Are you in a rut? Are you slow to think about resolutions because you’ve made them (and tossed them) before? If you’re not intentional, momentary ruts can cost you greatly and you’ll end up squandering days, months, even years of this one and only life you’ve been given. The following diagnostic questions will help you dream again and, with God’s help, allow you to be all you can be in 2013.
- What is your dream for your life?
- What do you see as the vision/calling- or God-given picture– of your life?
- If you had unlimited resources (of time, money, energy, people) what would you want to accomplish with the rest of your life?
- What do you love to do more than anything else? What makes you feel fully alive? Why?
- What do hate the most? What makes you angry? Why?
- What do you do best? What are your best gifts? These are things you’ve heard others (not just mom) say mark you as being unique.
- What is God’s unique mission for your life?
- How will you fulfill this mission, starting TODAY?
You can begin by setting S.M.A.R.T. goals now. It’s critical that you write them down.

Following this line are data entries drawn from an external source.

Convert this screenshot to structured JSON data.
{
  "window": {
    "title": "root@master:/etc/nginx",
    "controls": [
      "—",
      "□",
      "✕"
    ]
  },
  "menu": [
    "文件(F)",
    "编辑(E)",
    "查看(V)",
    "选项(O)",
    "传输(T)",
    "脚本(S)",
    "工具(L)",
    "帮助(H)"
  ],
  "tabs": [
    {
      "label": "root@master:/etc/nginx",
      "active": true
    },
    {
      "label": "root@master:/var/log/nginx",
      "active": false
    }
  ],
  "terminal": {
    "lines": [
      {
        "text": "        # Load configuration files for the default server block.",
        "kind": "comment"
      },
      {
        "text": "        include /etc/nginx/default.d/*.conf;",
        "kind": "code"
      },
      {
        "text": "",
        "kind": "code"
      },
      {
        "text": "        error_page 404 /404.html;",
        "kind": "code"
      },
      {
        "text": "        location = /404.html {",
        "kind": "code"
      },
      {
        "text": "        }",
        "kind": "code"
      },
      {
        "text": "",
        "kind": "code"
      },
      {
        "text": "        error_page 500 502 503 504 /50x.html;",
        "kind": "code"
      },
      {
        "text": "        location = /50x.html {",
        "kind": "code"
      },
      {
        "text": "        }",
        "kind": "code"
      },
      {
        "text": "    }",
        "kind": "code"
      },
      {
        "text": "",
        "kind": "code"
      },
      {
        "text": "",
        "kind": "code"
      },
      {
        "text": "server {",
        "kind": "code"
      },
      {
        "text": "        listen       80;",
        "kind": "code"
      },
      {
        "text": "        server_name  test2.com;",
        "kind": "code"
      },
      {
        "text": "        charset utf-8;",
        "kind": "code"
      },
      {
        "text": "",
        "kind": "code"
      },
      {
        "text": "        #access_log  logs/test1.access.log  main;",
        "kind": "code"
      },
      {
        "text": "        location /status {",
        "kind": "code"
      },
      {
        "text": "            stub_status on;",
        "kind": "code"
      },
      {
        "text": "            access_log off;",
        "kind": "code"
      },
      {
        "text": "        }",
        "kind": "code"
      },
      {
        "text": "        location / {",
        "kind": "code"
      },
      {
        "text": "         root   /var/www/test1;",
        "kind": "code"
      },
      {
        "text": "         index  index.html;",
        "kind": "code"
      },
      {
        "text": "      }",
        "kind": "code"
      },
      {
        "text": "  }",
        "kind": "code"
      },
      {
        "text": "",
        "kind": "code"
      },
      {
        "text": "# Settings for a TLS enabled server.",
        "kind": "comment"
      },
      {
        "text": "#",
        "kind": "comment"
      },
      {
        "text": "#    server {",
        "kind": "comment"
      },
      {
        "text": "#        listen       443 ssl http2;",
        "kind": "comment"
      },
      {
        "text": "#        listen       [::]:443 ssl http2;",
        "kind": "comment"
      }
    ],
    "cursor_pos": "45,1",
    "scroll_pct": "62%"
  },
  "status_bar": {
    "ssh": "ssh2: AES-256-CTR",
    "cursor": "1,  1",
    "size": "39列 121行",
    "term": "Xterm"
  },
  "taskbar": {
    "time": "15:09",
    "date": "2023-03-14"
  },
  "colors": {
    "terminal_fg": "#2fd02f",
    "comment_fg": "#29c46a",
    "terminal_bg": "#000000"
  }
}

S pecific- Be as detailed as you can be about the goals you are stating. A specific goal has a much greater chance of being accomplished than a general goal. I heard years ago that, “If you shoot at nothing, you’ll hit it every time.” To set a specific goal you must answer the six “W” questions: Who will be involved? What do I want to accomplish? Where will it happen? When will it happen? Which requirements and constraints will place on me? Why will I do this? (What will be the specific reasons, purpose or benefits of accomplishing this goal.
M easurable- Every goal must be measured. How will you know you’ve accomplished it? What will be success? At what point will you know you’ve achieved that goal?
A ttainable- An attainable goal will stretch you to achieve it, but it will not be extreme. Attainable goals will challenge your attitudes and abilities and help you develop skills you may not have in order to reach them. Attainable goals will help you identify previously overlooked opportunities and bring you closer to the achievement of goals you once thought impossible.
R ealisitic- A realistic goal represents something that you are both willing and able to work toward. A goal can be both very challenging (perhaps seemingly beyond your reach to start) and realistic. You are the only one who can decide just how challenging your goal should be. But be sure that every goal represents major progress. Challenging goals are more often reached than lower, easier ones because a low goal exerts a much lower motivational force.
T imely- Your goals must have target dates. If you don’t set a timeline you will not be motivated and you will not reach your goals. A deadline too far in the future is too easily put off and a goal that’s set too close is unrealistic and then discouraging. Place times/dates on a calendar that will mark where you should (will!) be when you get to that date.
PRAY, DREAM again and then set S.M.A.R.T. goals in order to accomplish your dreams. Remember: If your dreams are not God’s dreams for your life you will fail, or even worse, you will succeed at the wrong things and squander your life. Go for it!